Price: Ask an Auctioneer! (Forbes, see above!) [I think these are actually from the 1990s – very possibly distilled in the 1970s. Anyway, probably £150-200 – Ed.]
Nose: There’s that oily minerality that I’m noticing more and more in older vintage bottlings (I approve!), thin engine oil and waxy cereals almost bordering on savoury, with underlying lemon drizzle cake…
Palate: Malty orange oil with fresh herby inflections, lemongrass and overripe apples. Ahhh, the return of the wax, with sweet honey and a slight dusting of white pepper. There’s something I can’t quite put my finger on in the periphery too, maybe olives, but don’t quote me on that!
Finish: Medium length with that honey and pepper fading slowly into slight lemon balm and heather at the end.
Overview: This is my first outing with Dallas Dhu, and it’s good whisky. I’ll certainly be looking out for more of it (the overdraft may have taken to much of a battering at this point for a full bottle though!) before giving my final opinion on Dallas Dhu make. A good dram though, Loungers. A good dram indeed!

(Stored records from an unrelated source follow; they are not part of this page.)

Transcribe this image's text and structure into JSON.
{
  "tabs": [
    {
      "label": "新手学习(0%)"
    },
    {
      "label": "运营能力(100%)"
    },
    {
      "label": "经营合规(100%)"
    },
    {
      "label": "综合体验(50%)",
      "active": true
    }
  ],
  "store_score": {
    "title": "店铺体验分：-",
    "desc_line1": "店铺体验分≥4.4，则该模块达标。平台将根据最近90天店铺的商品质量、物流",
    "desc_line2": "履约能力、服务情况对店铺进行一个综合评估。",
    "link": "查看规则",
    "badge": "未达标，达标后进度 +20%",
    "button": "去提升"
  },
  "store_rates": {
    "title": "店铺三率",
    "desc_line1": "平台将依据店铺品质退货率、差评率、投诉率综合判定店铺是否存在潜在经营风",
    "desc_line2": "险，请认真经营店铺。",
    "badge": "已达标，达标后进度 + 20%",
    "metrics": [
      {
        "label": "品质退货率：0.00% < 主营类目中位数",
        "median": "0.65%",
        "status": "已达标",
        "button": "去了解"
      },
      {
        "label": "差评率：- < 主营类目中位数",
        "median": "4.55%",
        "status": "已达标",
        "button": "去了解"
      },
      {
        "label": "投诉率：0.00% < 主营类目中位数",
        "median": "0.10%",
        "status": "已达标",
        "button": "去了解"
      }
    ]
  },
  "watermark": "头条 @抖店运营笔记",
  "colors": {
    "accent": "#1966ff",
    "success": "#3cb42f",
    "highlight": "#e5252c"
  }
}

All in all, I’m reminded of one word from the review I wrote following last years Old and Rare:
It’s somewhere within all the “waxy”, “thick”, “luxuriousness” that I’ve been going on about with these older vintage bottles. And it keeps my interest in these whiskies piqued. In my humble experience it is a lot more prominent in older bottlings than newer offerings.
The question I now must ask is, why this is so? Old Production Methods or Equipment? Something Happens in the Bottle? I’ve just been lucky in my choice of older bottlings?
Who Knows? Time for me to get researching, folks (maybe some more Dallas Dhu)! Thanks for popping in again, everyone, and a big shout out to Leonora, Olivia and all the Whisky Exchange team for delivering yet another great show!
See you soon!